Continued reports of mass human rights abuses and violations of international law must be investigated, including: enforced disappearances, targeted killings, arbitrary detentions, and intimidation of those that oppose former President Gbagbo, as well as the discovery of possible mass graves. The United Nations Operation in Côte d’Ivoire (UNOCI) must be granted access to investigate human rights abuses, especially the reported mass graves, and to carry out patrols throughout the country to bolster confidence and deter further abuse. Threats against UNOCI and restrictions on the movement of UNOCI staff are an affront to the international community.
We are disturbed by the High Commissioner’s account of attacks on religious buildings and worshippers. We strongly urge all parties to respect the freedom of religion. The United States is also alarmed by reports of sexual violence. Providing better protection to civilians from violence, including sexual violence, is of utmost importance to the United States. We call on all parties to investigate and hold accountable the perpetrators of these crimes. The singling out of individuals of specific nationalities for violence and abuse must also be stopped. Innocent Ivoirians suffering the effects of the political stalemate should not have to live in fear of violent and brutal attacks.
We are pleased that the Ivoirians are introducing a resolution on the situation in Côte d’Ivoire at this session. This initiative deserves our strong support. It is important that Members of the Council strongly support this effort to send an unequivocal message to former President Gbagbo that he must respect the will of the Ivorian people, step down immediately, and acknowledge that President Ouatarra is Côte d’Ivoire’s legitimate head of state. We also believe it critical that the Council heed the proposal of the Ivoirians to establish a Commission of Inquiry to investigate these events with a view towards ensuring that those responsible for serious human rights violations and abuses are held accountable.
For Immediate Release
President Obama announced that the U.S. Government, through the State Department’s Bureau of Population, Refugees, and Migration, will provide $12.6 million in emergency funds to international and non-governmental organizations (NGOs) assisting refugee and other displaced populations resulting from recent political unrest and violence in Côte d’Ivoire. More than 75,000 refugees have fled Côte d’Ivoire, mainly to Liberia. Hundreds of thousands more are internally displaced in Côte d’Ivoire.
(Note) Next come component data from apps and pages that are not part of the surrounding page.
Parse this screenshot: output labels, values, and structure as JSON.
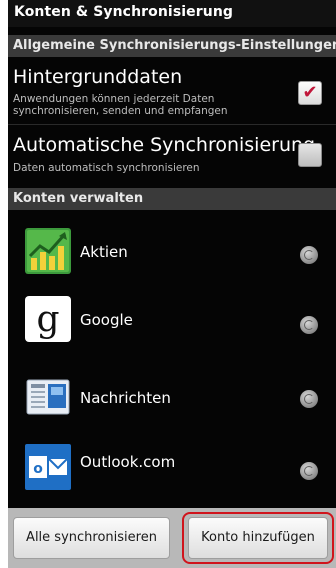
{
  "title_bar": {
    "title": "Konten & Synchronisierung"
  },
  "general": {
    "header": "Allgemeine Synchronisierungs-Einstellungen",
    "background_data": {
      "title": "Hintergrunddaten",
      "description": "Anwendungen können jederzeit Daten synchronisieren, senden und empfangen",
      "checked": true
    },
    "auto_sync": {
      "title": "Automatische Synchronisierung",
      "description": "Daten automatisch synchronisieren",
      "checked": false
    }
  },
  "accounts": {
    "header": "Konten verwalten",
    "items": [
      {
        "label": "Aktien",
        "icon": "stocks-chart-icon",
        "color": "#2e8b2e"
      },
      {
        "label": "Google",
        "icon": "google-g-icon",
        "color": "#1a1a1a"
      },
      {
        "label": "Nachrichten",
        "icon": "news-icon",
        "color": "#2a6fbf"
      },
      {
        "label": "Outlook.com",
        "icon": "outlook-icon",
        "color": "#1f6fc5"
      }
    ]
  },
  "bottom_bar": {
    "sync_all_label": "Alle synchronisieren",
    "add_account_label": "Konto hinzufügen",
    "highlight_color": "#d0141c"
  }
}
The U.S. commitment includes support for the Office of the United Nations High Commissioner for Refugees to provide protection and humanitarian assistance to Ivoirian refugees and internally-displaced persons (IDPs). It also includes support for the United Nations World Food Program (WFP) to enhance logistical capacity for humanitarian operations in Liberia, and the International Organization for Migration to assist and transport IDPs and individuals fleeing Côte d’Ivoire. Funds will also be provided to select NGOs in Liberia to provide relief and assistance to Ivoirian refugees.
The U.S. Agency for International Development has already provided some $4.1 million in funding and food aid to WFP, UNICEF, and several NGOs in Liberia. With the President’s latest commitment, the U.S. will have provided almost $17 million in humanitarian assistance to refugees and IDPs in the region.